[WORKING DATA]

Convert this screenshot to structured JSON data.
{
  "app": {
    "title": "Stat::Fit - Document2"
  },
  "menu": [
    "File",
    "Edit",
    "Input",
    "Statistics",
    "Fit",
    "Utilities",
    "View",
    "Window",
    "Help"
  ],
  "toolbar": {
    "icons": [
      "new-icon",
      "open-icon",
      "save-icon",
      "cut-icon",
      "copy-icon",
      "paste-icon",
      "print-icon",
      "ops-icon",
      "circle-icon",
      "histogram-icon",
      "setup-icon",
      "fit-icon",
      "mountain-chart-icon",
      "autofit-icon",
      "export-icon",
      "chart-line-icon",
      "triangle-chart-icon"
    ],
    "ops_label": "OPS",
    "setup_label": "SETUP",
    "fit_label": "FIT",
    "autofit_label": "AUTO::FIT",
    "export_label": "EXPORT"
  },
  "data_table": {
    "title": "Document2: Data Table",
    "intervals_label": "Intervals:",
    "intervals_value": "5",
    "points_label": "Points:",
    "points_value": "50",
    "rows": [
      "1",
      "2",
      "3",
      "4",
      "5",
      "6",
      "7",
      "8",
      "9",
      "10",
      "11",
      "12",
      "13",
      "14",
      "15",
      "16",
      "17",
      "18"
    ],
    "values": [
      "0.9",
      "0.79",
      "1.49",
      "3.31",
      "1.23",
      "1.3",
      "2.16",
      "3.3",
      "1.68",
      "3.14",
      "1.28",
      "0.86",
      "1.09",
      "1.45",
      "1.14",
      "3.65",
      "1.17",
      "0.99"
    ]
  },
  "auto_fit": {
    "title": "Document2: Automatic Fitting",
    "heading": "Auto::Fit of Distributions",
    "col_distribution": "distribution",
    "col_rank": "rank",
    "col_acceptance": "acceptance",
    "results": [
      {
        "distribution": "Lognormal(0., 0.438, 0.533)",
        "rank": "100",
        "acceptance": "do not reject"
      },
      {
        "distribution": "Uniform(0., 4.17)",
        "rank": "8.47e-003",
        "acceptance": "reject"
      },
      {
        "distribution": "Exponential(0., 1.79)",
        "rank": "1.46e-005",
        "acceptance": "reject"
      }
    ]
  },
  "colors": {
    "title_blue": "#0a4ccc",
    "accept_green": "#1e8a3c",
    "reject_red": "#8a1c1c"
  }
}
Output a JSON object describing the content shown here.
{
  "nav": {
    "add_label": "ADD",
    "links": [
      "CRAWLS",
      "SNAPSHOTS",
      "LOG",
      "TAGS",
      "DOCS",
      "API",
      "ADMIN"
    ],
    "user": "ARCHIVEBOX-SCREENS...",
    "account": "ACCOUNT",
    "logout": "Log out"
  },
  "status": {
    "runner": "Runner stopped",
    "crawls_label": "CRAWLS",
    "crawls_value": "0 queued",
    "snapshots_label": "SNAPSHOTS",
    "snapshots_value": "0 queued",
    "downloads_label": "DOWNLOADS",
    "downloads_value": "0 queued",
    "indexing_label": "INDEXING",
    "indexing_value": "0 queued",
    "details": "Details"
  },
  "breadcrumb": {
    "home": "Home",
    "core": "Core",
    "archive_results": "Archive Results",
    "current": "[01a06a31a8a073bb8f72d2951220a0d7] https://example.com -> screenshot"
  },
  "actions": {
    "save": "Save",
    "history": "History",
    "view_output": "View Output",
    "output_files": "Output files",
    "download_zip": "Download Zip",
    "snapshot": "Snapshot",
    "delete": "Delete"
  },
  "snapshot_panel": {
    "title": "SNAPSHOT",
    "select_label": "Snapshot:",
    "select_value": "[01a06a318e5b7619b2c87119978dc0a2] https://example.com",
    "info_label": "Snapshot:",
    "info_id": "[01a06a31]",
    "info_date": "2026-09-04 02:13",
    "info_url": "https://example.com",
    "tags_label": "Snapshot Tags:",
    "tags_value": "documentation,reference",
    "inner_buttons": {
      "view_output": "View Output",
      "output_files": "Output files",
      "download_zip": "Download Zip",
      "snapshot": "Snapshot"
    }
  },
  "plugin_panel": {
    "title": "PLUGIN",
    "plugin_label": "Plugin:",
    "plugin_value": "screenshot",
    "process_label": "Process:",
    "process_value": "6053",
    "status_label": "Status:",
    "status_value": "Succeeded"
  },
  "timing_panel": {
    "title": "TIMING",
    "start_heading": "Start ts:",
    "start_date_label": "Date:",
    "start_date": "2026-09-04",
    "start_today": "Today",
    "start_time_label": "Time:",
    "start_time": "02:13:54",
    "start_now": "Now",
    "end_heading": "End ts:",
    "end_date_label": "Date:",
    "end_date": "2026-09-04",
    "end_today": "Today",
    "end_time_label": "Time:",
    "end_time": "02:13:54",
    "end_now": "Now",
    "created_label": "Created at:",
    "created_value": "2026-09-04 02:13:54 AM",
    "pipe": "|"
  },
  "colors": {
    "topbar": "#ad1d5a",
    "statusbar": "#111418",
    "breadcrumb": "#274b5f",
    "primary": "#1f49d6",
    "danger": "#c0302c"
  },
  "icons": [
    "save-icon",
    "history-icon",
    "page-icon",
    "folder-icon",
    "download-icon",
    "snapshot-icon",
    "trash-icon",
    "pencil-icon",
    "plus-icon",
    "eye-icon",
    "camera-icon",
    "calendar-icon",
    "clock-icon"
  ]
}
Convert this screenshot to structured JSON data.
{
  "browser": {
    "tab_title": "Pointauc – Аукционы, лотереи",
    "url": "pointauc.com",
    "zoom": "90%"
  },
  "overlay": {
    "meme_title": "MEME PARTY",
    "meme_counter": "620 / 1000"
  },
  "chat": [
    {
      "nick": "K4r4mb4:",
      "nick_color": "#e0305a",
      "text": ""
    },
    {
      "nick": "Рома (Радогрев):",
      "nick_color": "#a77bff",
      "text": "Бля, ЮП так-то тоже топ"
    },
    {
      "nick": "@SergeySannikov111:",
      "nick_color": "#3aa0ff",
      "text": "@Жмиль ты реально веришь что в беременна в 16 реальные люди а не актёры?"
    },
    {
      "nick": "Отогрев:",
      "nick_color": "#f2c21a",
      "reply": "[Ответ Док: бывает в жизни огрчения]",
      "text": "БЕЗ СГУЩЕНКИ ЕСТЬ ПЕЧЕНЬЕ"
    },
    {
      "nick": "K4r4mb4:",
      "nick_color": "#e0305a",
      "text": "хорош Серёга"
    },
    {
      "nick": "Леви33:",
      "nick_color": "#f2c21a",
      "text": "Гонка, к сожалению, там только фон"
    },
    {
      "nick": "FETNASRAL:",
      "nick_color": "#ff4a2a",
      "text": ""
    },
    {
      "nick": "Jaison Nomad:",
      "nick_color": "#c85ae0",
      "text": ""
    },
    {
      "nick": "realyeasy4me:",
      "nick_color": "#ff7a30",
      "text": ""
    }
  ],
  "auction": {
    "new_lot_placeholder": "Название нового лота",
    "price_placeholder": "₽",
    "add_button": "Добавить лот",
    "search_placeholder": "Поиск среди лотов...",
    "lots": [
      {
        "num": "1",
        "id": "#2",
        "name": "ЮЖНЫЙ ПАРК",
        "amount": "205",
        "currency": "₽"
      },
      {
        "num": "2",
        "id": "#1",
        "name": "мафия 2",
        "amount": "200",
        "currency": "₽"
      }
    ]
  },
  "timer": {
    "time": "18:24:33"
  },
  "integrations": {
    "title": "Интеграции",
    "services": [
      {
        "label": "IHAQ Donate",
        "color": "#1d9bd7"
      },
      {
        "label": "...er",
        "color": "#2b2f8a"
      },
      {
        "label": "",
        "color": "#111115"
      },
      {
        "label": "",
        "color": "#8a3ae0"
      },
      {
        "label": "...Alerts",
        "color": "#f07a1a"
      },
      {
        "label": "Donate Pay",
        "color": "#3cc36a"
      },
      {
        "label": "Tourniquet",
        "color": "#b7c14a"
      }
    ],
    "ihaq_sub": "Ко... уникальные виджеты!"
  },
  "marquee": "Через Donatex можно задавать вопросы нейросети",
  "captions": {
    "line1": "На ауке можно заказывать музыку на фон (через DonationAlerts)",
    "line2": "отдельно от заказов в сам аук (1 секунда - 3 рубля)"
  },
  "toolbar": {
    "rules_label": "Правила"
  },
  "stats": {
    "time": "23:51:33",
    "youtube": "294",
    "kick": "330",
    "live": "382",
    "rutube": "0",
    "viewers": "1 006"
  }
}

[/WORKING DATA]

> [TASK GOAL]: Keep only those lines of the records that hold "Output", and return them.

> [ANSWER BOX]:
Output a JSON object describing the content shown here.
    "view_output": "View Output",
    "output_files": "Output files",
      "view_output": "View Output",
      "output_files": "Output files",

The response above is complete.